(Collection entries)

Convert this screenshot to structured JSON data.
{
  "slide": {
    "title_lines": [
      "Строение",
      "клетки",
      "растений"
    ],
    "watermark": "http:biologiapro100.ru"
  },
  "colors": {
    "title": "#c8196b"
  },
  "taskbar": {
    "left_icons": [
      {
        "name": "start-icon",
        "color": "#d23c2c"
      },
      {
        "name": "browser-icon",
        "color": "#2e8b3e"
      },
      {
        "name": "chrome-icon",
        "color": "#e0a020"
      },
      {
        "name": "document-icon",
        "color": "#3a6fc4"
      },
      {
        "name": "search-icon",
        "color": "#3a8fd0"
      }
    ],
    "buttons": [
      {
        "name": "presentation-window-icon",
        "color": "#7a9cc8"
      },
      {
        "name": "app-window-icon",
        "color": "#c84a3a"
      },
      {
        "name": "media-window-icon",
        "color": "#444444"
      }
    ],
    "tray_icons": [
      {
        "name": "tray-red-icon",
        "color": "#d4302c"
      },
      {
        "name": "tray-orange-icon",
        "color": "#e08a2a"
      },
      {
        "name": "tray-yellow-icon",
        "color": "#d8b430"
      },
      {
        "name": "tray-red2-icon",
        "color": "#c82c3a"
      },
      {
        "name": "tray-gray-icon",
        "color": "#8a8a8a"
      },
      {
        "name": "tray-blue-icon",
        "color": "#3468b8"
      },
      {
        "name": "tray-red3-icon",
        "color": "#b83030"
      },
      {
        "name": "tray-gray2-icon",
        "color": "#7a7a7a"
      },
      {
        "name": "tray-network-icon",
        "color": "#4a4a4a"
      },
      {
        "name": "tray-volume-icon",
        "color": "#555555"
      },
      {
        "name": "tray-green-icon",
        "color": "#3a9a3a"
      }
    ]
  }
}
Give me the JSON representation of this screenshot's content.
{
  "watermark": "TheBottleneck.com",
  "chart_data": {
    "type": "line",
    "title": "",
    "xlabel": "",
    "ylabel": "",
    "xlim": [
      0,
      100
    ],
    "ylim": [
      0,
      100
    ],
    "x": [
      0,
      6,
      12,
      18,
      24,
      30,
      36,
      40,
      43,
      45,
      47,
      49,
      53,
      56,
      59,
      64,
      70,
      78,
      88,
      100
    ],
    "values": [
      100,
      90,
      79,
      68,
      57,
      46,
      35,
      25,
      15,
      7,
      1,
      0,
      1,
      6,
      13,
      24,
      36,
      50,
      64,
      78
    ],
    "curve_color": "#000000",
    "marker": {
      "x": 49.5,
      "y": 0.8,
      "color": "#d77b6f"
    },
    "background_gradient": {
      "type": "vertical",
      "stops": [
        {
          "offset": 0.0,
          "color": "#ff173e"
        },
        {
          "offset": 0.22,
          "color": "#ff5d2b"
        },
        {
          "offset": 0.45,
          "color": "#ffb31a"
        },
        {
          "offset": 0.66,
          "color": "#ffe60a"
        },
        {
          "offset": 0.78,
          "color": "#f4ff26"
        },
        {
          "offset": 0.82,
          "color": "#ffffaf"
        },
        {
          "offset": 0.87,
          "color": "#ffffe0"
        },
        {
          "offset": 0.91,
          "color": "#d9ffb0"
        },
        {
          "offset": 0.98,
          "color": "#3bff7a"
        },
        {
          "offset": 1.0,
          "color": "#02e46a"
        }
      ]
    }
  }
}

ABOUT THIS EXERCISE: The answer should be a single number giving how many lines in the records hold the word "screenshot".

ANSWER TO THE EXERCISE: 2